▸ WHAT YOU WILL DO
Scan the entries below for "true" and copy each line that holds it.

*** PROVIDED INFORMATION

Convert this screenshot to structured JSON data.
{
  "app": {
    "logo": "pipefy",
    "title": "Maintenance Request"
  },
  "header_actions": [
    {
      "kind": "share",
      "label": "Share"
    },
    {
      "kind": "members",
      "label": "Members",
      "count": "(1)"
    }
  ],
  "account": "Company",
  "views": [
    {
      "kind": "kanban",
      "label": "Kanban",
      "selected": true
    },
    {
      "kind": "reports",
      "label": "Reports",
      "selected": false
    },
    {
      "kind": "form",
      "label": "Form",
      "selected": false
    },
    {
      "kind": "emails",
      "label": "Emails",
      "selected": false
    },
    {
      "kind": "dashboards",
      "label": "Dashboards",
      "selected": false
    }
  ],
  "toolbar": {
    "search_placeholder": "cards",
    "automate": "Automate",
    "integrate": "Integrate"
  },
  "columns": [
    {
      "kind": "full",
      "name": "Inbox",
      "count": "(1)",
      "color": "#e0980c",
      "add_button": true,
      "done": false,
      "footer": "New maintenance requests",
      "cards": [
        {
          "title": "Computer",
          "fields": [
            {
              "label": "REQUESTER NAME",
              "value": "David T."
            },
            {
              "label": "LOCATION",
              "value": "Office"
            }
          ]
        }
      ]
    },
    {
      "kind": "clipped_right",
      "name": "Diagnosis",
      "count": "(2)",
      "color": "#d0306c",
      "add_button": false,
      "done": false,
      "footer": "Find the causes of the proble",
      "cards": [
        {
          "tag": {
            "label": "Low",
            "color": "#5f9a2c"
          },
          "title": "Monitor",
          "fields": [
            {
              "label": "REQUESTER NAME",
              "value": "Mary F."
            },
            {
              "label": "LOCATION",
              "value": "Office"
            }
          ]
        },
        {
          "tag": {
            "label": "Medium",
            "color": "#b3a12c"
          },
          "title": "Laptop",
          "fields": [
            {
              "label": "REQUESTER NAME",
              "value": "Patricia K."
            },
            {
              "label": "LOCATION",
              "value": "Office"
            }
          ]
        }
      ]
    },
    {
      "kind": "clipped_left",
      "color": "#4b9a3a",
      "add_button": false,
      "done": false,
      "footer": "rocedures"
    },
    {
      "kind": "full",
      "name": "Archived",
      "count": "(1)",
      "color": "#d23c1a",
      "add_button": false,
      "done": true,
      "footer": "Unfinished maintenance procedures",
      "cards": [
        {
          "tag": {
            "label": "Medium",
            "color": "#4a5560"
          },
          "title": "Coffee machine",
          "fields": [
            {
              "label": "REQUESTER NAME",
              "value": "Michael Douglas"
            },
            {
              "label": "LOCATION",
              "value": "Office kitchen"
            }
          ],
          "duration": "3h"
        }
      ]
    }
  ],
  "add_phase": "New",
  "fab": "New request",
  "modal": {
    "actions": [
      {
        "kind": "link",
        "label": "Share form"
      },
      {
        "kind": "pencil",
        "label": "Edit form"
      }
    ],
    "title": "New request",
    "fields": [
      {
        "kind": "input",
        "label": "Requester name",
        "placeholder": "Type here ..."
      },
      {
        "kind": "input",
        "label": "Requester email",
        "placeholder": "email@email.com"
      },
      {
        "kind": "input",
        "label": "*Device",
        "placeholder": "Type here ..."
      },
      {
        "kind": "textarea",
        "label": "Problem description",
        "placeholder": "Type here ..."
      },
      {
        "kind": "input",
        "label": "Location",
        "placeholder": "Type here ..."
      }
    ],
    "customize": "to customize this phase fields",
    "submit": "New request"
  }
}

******

▸ RESPONSE TO THIS EXERCISE
      "selected": true
      "add_button": true,
      "done": true,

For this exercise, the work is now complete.